DThis level of performances demonstrates that the student lacks a coherent grasp of the material.Important information is omitted and irrelevant points included.In effect, the student has barely done enough to persuade the instructor that s/he should not fail.
FThis work fails to show any knowledge or understanding of the issues raised in the question. Most of the material in the answer is irrelevant.

-ATTENDANCE REQUIREMENTS:
More than three unexcused absences will result in the automatic loss of a letter grade. Being late three times counts as an absence. Chronic tardiness will also impact your attendance/participation grade.
ACADEMIC HONESTY
As stated in the university catalog, any student who commits an act of academic dishonesty will receive a failing grade on the work in which the dishonesty occurred. In addition, acts of academic dishonesty, irrespective of the weight of the assignment, may result in the student receiving a failing grade in the course. Instances of academic dishonesty will be reported to the Dean of Academic Affairs. A student who is reported twice for academic dishonesty is subject to summary dismissal from the University. In such a case, the Academic Council will then make a recommendation to the President, who will make the final decision.
STUDENTS WITH LEARNING OR OTHER DISABILITIES
John Cabot University does not discriminate on the basis of disability or handicap. Students with approved accommodations must inform their professors at the beginning of the term. Please see the website for the complete policy.

SCHEDULE

Readings and schedule are subject to change.

A note on required readings. Several of the assigned books are very short. Some of the chapters listed below are only five pages long (for example Stibee), so when you see "Stibbe chs. 2, 3, 4, 26," that only accounts for 20 pages. Several of the books that are listed as reserve readings will only be a few chapters per book. The amount of reading per week is on a par with all other CMS classes. 

Pt. 1 Constructing Environmental Paradigms

Week 1: Corbett Intro, chs. 1-2; Lopez ch. 2

Week 2: Stibbe chs. 1, 16; Lopez ch. 4; Castree chs. 1-2

Honors: Castree chs. 4-6

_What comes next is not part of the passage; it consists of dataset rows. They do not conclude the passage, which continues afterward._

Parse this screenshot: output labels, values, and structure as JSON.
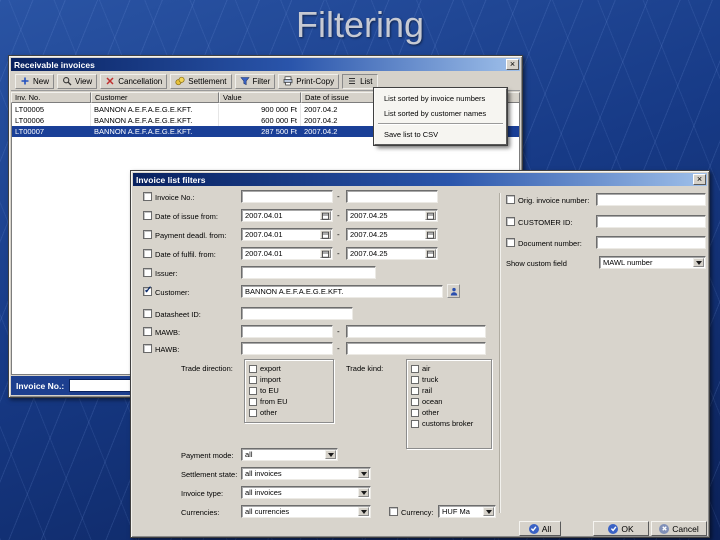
{
  "slide": {
    "title": "Filtering"
  },
  "colors": {
    "titlebar_gradient_start": "#08215f",
    "titlebar_gradient_end": "#9fc0ea",
    "selection_blue": "#1a3f97",
    "status_bar_blue": "#1d3f8f",
    "button_icon_blue": "#3a62c4"
  },
  "invoices_window": {
    "title": "Receivable invoices",
    "toolbar": {
      "new": "New",
      "view": "View",
      "cancellation": "Cancellation",
      "settlement": "Settlement",
      "filter": "Filter",
      "print_copy": "Print-Copy",
      "list": "List"
    },
    "columns": {
      "inv_no": "Inv. No.",
      "customer": "Customer",
      "value": "Value",
      "date": "Date of issue"
    },
    "rows": [
      {
        "inv_no": "LT00005",
        "customer": "BANNON A.E.F.A.E.G.E.KFT.",
        "value": "900 000 Ft",
        "date": "2007.04.2"
      },
      {
        "inv_no": "LT00006",
        "customer": "BANNON A.E.F.A.E.G.E.KFT.",
        "value": "600 000 Ft",
        "date": "2007.04.2"
      },
      {
        "inv_no": "LT00007",
        "customer": "BANNON A.E.F.A.E.G.E.KFT.",
        "value": "287 500 Ft",
        "date": "2007.04.2"
      }
    ],
    "list_menu": {
      "sorted_by_invoice": "List sorted by invoice numbers",
      "sorted_by_customer": "List sorted by customer names",
      "save_csv": "Save list to CSV"
    },
    "statusbar": {
      "invoice_no_label": "Invoice No.:",
      "invoice_no_value": ""
    }
  },
  "filters_dialog": {
    "title": "Invoice list filters",
    "dash": "-",
    "fields": {
      "invoice_no_label": "Invoice No.:",
      "invoice_no_from": "",
      "invoice_no_to": "",
      "date_of_issue_label": "Date of issue from:",
      "date_of_issue_from": "2007.04.01",
      "date_of_issue_to": "2007.04.25",
      "payment_deadline_label": "Payment deadl. from:",
      "payment_deadline_from": "2007.04.01",
      "payment_deadline_to": "2007.04.25",
      "fulfilment_label": "Date of fulfil. from:",
      "fulfilment_from": "2007.04.01",
      "fulfilment_to": "2007.04.25",
      "issuer_label": "Issuer:",
      "issuer_value": "",
      "customer_label": "Customer:",
      "customer_value": "BANNON A.E.F.A.E.G.E.KFT.",
      "datasheet_label": "Datasheet ID:",
      "datasheet_value": "",
      "mawb_label": "MAWB:",
      "hawb_label": "HAWB:"
    },
    "trade_direction": {
      "label": "Trade direction:",
      "options": [
        "export",
        "import",
        "to EU",
        "from EU",
        "other"
      ]
    },
    "trade_kind": {
      "label": "Trade kind:",
      "options": [
        "air",
        "truck",
        "rail",
        "ocean",
        "other",
        "customs broker"
      ]
    },
    "selects": {
      "payment_mode_label": "Payment mode:",
      "payment_mode_value": "all",
      "settlement_state_label": "Settlement state:",
      "settlement_state_value": "all invoices",
      "invoice_type_label": "Invoice type:",
      "invoice_type_value": "all invoices",
      "currencies_label": "Currencies:",
      "currencies_value": "all currencies",
      "currency_label": "Currency:",
      "currency_value": "HUF  Ma"
    },
    "right": {
      "orig_invoice_label": "Orig. invoice number:",
      "customer_id_label": "CUSTOMER ID:",
      "document_number_label": "Document number:",
      "show_custom_label": "Show custom field",
      "custom_field_value": "MAWL number"
    },
    "buttons": {
      "all": "All",
      "ok": "OK",
      "cancel": "Cancel"
    }
  }
}
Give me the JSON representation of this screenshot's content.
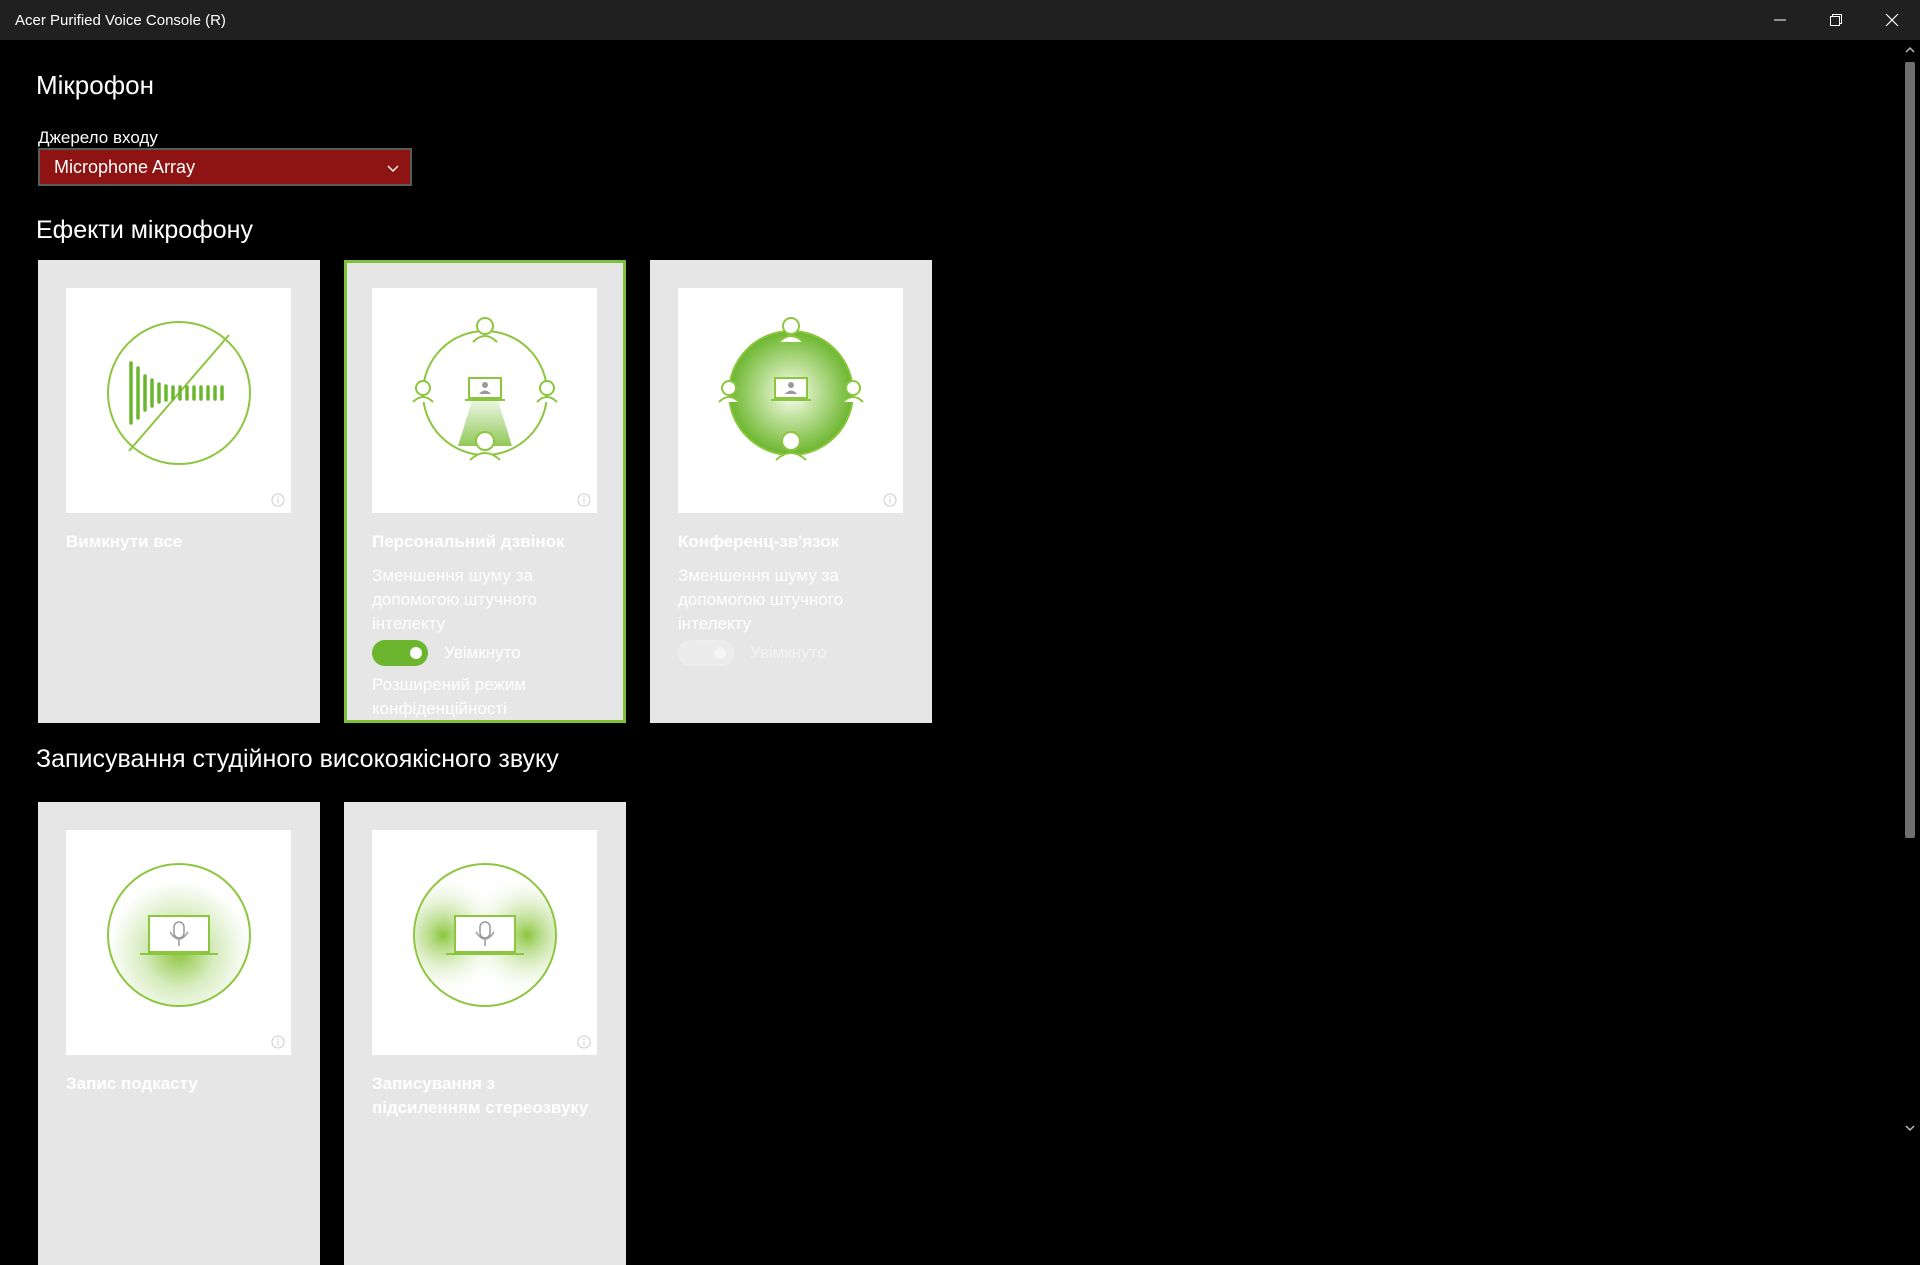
{
  "window": {
    "title": "Acer Purified Voice Console (R)"
  },
  "page": {
    "title": "Мікрофон"
  },
  "input_source": {
    "label": "Джерело входу",
    "selected": "Microphone Array"
  },
  "effects": {
    "heading": "Ефекти мікрофону",
    "cards": [
      {
        "name": "Вимкнути все",
        "icon": "mute-waveform-icon",
        "selected": false
      },
      {
        "name": "Персональний дзвінок",
        "icon": "personal-call-icon",
        "selected": true,
        "description": "Зменшення шуму за допомогою штучного інтелекту",
        "toggle_label": "Увімкнуто",
        "toggle_on": true,
        "extra": "Розширений режим конфіденційності"
      },
      {
        "name": "Конференц-зв'язок",
        "icon": "conference-call-icon",
        "selected": false,
        "description": "Зменшення шуму за допомогою штучного інтелекту",
        "toggle_label": "Увімкнуто",
        "toggle_on": false
      }
    ]
  },
  "studio": {
    "heading": "Записування студійного високоякісного звуку",
    "cards": [
      {
        "name": "Запис подкасту",
        "icon": "podcast-mic-icon"
      },
      {
        "name": "Записування з підсиленням стереозвуку",
        "icon": "stereo-mic-icon"
      }
    ]
  },
  "colors": {
    "accent_green": "#7ec03a",
    "dropdown_red": "#8e1414",
    "card_bg": "#e6e6e6"
  }
}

Pt. 2 Advertising and Popular Culture

Week 3: Stibbe chs. 2, 3, 4, 26; Corbett chs. 3-4; Lopez ch 3

Week 4:  Corbett ch. 5-7; 6_sins-greenwashing.pdf

Honors: Bader chs. 10-11

Pt. 3 Constructing Environmental Issues and Claims Making

Required viewing: Food Inc., The Last Mountain, Gasland

Week 5: Anders: 2-4; System’s Dynamics Meets the Press (PDF)

Week 6: Anders 7; Corbett 8-9

Honors: Bader Intro, chs. 12-13

Week 7: Midterm

Pt. 4: The Material Economy

Week 8: Maxwell/Miller Intro, ch. 1;

Week 9: Maxwell/Miller chs. 2-4

Week 10: Maxwell/Miller chs. 5-6, Conclusion

Honors: Maxwell, Raundalen and Vestberg chs. 1-2, 5, 7

Pt. 5 Sustainability, Cultural Change and Healthy Media Ecosystems

Week 11: Lopez 1, 5, 6

Week 12: Stibbe Intro; Corbett: 3, 10

Week 13: Stibbe 5-11 (presentatons)

Week 14: Stibee 20-32 (presentations)